Transcendentalist Theodore Parker once said, “Kodak sells film, but they don’t advertise film. They advertise memories.”
As a public relations student, I’ve taken marketing and other strategic communications courses that have taught the art of “selling” things money can’t buy. This is brilliant when it comes to memories and other warm and fuzzy things, but what about situations where the intangible item the product provides might endorse something a bit more controversial?
For example, many fashion advertisements have very sexual overtones, hint at violence toward women or straight up publish something shocking for the sake of drawing attention to a brand. It’s no secret that advertising (and public relations, while we’re at it) has the capability to bring out the ugliness of our culture. Advertisements have an effect on audiences and if advertisers are not careful, it can get them into trouble. Although there are many blatantly distasteful advertisements, sometimes the ethics of advertising aren’t simply as black and white as we might wish.
Several classical ethics theories lay out groundwork to help us better understand what is ethical and what is not.
Deontology is a rules-based approach to ethics. Similarly to the Ten Commandments, if you break a rule, regardless of circumstances, it is considered wrong according to this theory. Although many advertisers do all they can to avoid breaking the law for obvious reasons, sometimes targeting the public can go too far. In January, the Canadian court found Google, Inc. guilty of infringing Canadian privacy laws for targeted online ads that were triggered by sensitive information, according to Bloomberg News. Although this might not have been Google’s intention, other ethics breaches are not as black and white as this example.

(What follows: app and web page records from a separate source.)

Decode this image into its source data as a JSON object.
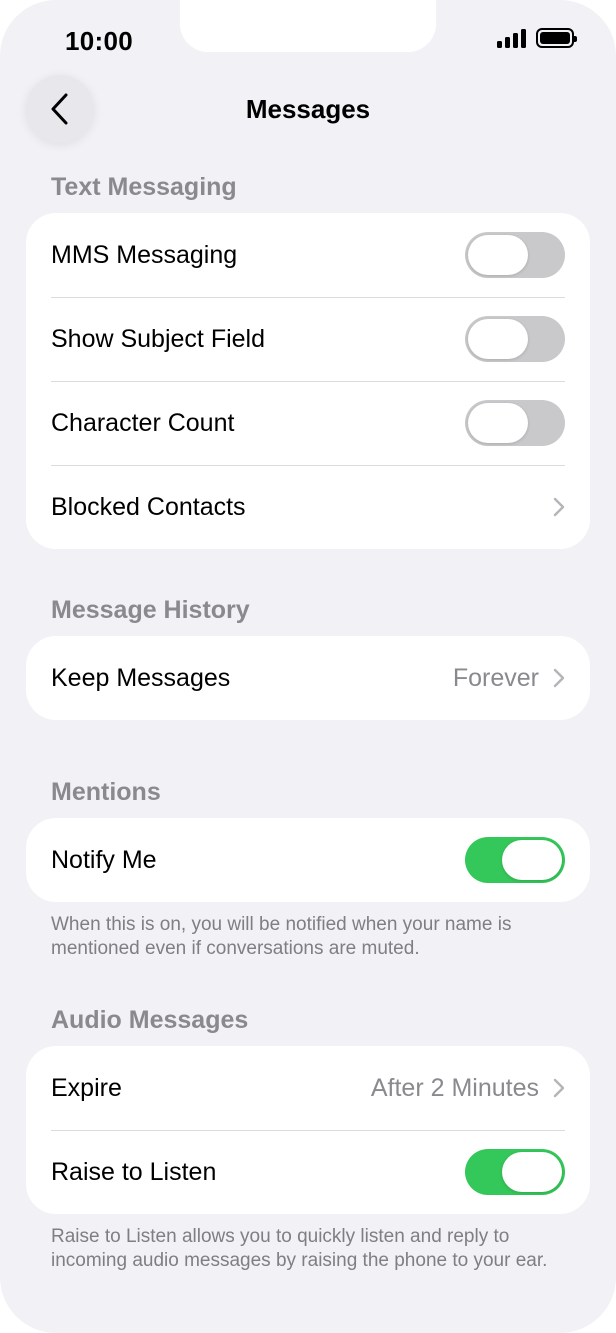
{
  "status_bar": {
    "time": "10:00"
  },
  "nav": {
    "title": "Messages"
  },
  "text_messaging": {
    "header": "Text Messaging",
    "rows": [
      {
        "label": "MMS Messaging",
        "toggle": false
      },
      {
        "label": "Show Subject Field",
        "toggle": false
      },
      {
        "label": "Character Count",
        "toggle": false
      },
      {
        "label": "Blocked Contacts"
      }
    ]
  },
  "message_history": {
    "header": "Message History",
    "keep_messages": {
      "label": "Keep Messages",
      "value": "Forever"
    }
  },
  "mentions": {
    "header": "Mentions",
    "notify_me": {
      "label": "Notify Me",
      "toggle": true
    },
    "footer": "When this is on, you will be notified when your name is mentioned even if conversations are muted."
  },
  "audio_messages": {
    "header": "Audio Messages",
    "expire": {
      "label": "Expire",
      "value": "After 2 Minutes"
    },
    "raise_to_listen": {
      "label": "Raise to Listen",
      "toggle": true
    },
    "footer": "Raise to Listen allows you to quickly listen and reply to incoming audio messages by raising the phone to your ear."
  },
  "colors": {
    "background": "#F1F1F6",
    "toggle_on": "#34C759",
    "toggle_off": "#C9C9CB",
    "secondary_text": "#8A8A8E"
  },
  "icons": [
    "back-chevron-icon",
    "chevron-right-icon",
    "signal-icon",
    "battery-icon"
  ]
}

Consequentialism, commonly referred to as ends-based ethics, is the ethical reasoning that actions are neither right nor wrong, according to my ethics professor. This reasoning means that if the consequences are good, the act is good. If the consequences are bad, the act is bad. An example of this in modern advertising is airbrushing models. Although airbrushing is not against the law, it often has an effect on the way women feel about their bodies and sets an unrealistic standard of beauty. The video below shows an example of the airbrushing process models’ photos go through before being used for advertisements. The model’s before and after shots are shockingly different.
More and more brands are responding to consumers’ demands for realistic models in advertising. One of these brands is Aerie, which recently released the #aerieREAL campaign, which only features un-airbrushed models. Whether this was a clever PR stunt or a genuine interest in reversing the media’s manipulation of women’s bodies, Aerie made a splash and received countless positive media hits because of the campaign. Because the reaction was positive, consequentialism says this was a “right” move in advertising.
Egoism is the reasoning that favors whatever best promotes an individual, organization or corporation. This particular line of thinking places a brand’s long-term self-interest on a pedestal. Many brands are guilty of exemplifying egoism. One example is AXE’s “The AXE Effect” commercial. Not only does it make women look like brainless freaks, but it is highly blown out of proportion and completely unrealistic.
Lastly, utilitarianism is the most democratic of classic ethics theories. This theory of reasoning, fathered by Jeremy Bentham, views “right” as the path leading to the greatest pleasure or least pain for the greatest amount of people. A great example of this is Budweiser’s recent #SaluteAHero campaign. Although many beer advertisements use scantily clad women and parties to draw in their target audience, men in the 18-24 age bracket, Budweiser took a different approach to expressing masculinity. In the brand’s SuperBowl spot this year, the ad tied in patriotism, something nearly everyone in the brand’s target audience can relate with. This tear-jerker positions the brand as purely American. I think that’s pretty heroic.
Where’s the Bottom Line?
Although it’s easy to victimize advertisers as liars and distasteful creators of propaganda, it’s important to take a step back and objectively view the situation they face in their work on a day-to-day basis. In Mixed Media, Thomas Bivins wrote, “…advertising is required by its very nature to paint such a picture-consumption leads to pleasure, which leads to happiness.” In our society, each product is bought to fill a tangible or intangible purpose. “Happiness” is not the same thing for everyone, but we all buy products that make us feel more beautiful, in control, fulfilled and accepted by our peers. Advertisers, who are humans too, know these reasons and position their brand’s products to consumers to affect purchasing patterns. As we all know, this is often taken a notch too far.
With so many ideas of ethics and what is right and wrong it’s easy for advertisers to be confused about where to draw the line. Although it can be tricky, it’s vital to have a finger on the pulse of your client’s brand voice and the industry standards to understand what is expected of you and do your job well without compromising professional values and provisions.
Which classical theory do you think is most ethical?